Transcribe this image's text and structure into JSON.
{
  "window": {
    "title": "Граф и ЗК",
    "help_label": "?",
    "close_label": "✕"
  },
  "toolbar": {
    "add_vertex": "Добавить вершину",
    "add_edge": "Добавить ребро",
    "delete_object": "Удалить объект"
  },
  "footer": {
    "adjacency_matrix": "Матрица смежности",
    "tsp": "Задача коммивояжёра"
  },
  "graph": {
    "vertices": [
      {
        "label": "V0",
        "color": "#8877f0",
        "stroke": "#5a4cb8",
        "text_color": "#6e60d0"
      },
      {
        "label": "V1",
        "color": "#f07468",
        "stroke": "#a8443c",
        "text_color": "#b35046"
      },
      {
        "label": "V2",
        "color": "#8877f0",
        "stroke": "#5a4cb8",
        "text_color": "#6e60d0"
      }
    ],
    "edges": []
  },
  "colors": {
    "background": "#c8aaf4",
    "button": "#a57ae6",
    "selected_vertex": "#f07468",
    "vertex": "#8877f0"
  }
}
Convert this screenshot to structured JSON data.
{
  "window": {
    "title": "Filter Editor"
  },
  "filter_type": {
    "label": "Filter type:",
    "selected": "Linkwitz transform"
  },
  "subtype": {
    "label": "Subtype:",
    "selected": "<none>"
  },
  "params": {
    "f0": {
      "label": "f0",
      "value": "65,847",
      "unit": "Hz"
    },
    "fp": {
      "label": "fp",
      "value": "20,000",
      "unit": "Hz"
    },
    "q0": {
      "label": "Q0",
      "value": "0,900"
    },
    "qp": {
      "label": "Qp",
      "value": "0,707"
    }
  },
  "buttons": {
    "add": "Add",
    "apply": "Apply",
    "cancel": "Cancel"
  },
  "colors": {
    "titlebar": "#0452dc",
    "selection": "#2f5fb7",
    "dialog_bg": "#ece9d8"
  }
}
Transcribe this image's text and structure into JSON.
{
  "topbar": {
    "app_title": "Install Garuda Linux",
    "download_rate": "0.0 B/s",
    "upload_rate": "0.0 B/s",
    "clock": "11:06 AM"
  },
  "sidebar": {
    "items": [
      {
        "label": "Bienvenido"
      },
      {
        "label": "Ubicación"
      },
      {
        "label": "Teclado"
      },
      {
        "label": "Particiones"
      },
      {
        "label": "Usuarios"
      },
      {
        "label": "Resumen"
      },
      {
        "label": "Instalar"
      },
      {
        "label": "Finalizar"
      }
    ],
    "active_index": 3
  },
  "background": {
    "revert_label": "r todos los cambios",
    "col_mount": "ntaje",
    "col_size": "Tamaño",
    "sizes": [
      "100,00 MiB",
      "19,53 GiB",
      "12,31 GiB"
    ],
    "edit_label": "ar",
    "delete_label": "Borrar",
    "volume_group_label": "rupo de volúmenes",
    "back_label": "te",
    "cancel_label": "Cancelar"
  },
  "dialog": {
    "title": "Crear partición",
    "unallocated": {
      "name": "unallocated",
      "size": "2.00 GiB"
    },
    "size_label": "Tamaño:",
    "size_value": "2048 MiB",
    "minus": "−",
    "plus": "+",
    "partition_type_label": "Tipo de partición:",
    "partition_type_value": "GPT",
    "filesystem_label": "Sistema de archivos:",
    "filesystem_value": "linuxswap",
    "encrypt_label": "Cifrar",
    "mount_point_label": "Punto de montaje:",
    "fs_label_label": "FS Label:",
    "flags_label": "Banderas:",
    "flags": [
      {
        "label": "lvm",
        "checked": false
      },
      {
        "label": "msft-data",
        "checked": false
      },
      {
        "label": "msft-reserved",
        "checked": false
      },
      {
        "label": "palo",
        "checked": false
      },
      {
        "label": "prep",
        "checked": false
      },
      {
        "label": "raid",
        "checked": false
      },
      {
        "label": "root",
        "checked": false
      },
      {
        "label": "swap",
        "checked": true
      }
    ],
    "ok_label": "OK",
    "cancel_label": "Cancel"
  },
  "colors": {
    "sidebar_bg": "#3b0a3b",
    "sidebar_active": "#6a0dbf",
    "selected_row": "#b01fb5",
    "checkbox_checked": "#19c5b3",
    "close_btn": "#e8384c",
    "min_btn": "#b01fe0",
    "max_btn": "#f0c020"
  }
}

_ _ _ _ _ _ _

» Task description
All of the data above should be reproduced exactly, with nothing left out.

» Finished exercise
Transcribe this image's text and structure into JSON.
{
  "window": {
    "title": "Граф и ЗК",
    "help_label": "?",
    "close_label": "✕"
  },
  "toolbar": {
    "add_vertex": "Добавить вершину",
    "add_edge": "Добавить ребро",
    "delete_object": "Удалить объект"
  },
  "footer": {
    "adjacency_matrix": "Матрица смежности",
    "tsp": "Задача коммивояжёра"
  },
  "graph": {
    "vertices": [
      {
        "label": "V0",
        "color": "#8877f0",
        "stroke": "#5a4cb8",
        "text_color": "#6e60d0"
      },
      {
        "label": "V1",
        "color": "#f07468",
        "stroke": "#a8443c",
        "text_color": "#b35046"
      },
      {
        "label": "V2",
        "color": "#8877f0",
        "stroke": "#5a4cb8",
        "text_color": "#6e60d0"
      }
    ],
    "edges": []
  },
  "colors": {
    "background": "#c8aaf4",
    "button": "#a57ae6",
    "selected_vertex": "#f07468",
    "vertex": "#8877f0"
  }
}
Convert this screenshot to structured JSON data.
{
  "window": {
    "title": "Filter Editor"
  },
  "filter_type": {
    "label": "Filter type:",
    "selected": "Linkwitz transform"
  },
  "subtype": {
    "label": "Subtype:",
    "selected": "<none>"
  },
  "params": {
    "f0": {
      "label": "f0",
      "value": "65,847",
      "unit": "Hz"
    },
    "fp": {
      "label": "fp",
      "value": "20,000",
      "unit": "Hz"
    },
    "q0": {
      "label": "Q0",
      "value": "0,900"
    },
    "qp": {
      "label": "Qp",
      "value": "0,707"
    }
  },
  "buttons": {
    "add": "Add",
    "apply": "Apply",
    "cancel": "Cancel"
  },
  "colors": {
    "titlebar": "#0452dc",
    "selection": "#2f5fb7",
    "dialog_bg": "#ece9d8"
  }
}
Transcribe this image's text and structure into JSON.
{
  "topbar": {
    "app_title": "Install Garuda Linux",
    "download_rate": "0.0 B/s",
    "upload_rate": "0.0 B/s",
    "clock": "11:06 AM"
  },
  "sidebar": {
    "items": [
      {
        "label": "Bienvenido"
      },
      {
        "label": "Ubicación"
      },
      {
        "label": "Teclado"
      },
      {
        "label": "Particiones"
      },
      {
        "label": "Usuarios"
      },
      {
        "label": "Resumen"
      },
      {
        "label": "Instalar"
      },
      {
        "label": "Finalizar"
      }
    ],
    "active_index": 3
  },
  "background": {
    "revert_label": "r todos los cambios",
    "col_mount": "ntaje",
    "col_size": "Tamaño",
    "sizes": [
      "100,00 MiB",
      "19,53 GiB",
      "12,31 GiB"
    ],
    "edit_label": "ar",
    "delete_label": "Borrar",
    "volume_group_label": "rupo de volúmenes",
    "back_label": "te",
    "cancel_label": "Cancelar"
  },
  "dialog": {
    "title": "Crear partición",
    "unallocated": {
      "name": "unallocated",
      "size": "2.00 GiB"
    },
    "size_label": "Tamaño:",
    "size_value": "2048 MiB",
    "minus": "−",
    "plus": "+",
    "partition_type_label": "Tipo de partición:",
    "partition_type_value": "GPT",
    "filesystem_label": "Sistema de archivos:",
    "filesystem_value": "linuxswap",
    "encrypt_label": "Cifrar",
    "mount_point_label": "Punto de montaje:",
    "fs_label_label": "FS Label:",
    "flags_label": "Banderas:",
    "flags": [
      {
        "label": "lvm",
        "checked": false
      },
      {
        "label": "msft-data",
        "checked": false
      },
      {
        "label": "msft-reserved",
        "checked": false
      },
      {
        "label": "palo",
        "checked": false
      },
      {
        "label": "prep",
        "checked": false
      },
      {
        "label": "raid",
        "checked": false
      },
      {
        "label": "root",
        "checked": false
      },
      {
        "label": "swap",
        "checked": true
      }
    ],
    "ok_label": "OK",
    "cancel_label": "Cancel"
  },
  "colors": {
    "sidebar_bg": "#3b0a3b",
    "sidebar_active": "#6a0dbf",
    "selected_row": "#b01fb5",
    "checkbox_checked": "#19c5b3",
    "close_btn": "#e8384c",
    "min_btn": "#b01fe0",
    "max_btn": "#f0c020"
  }
}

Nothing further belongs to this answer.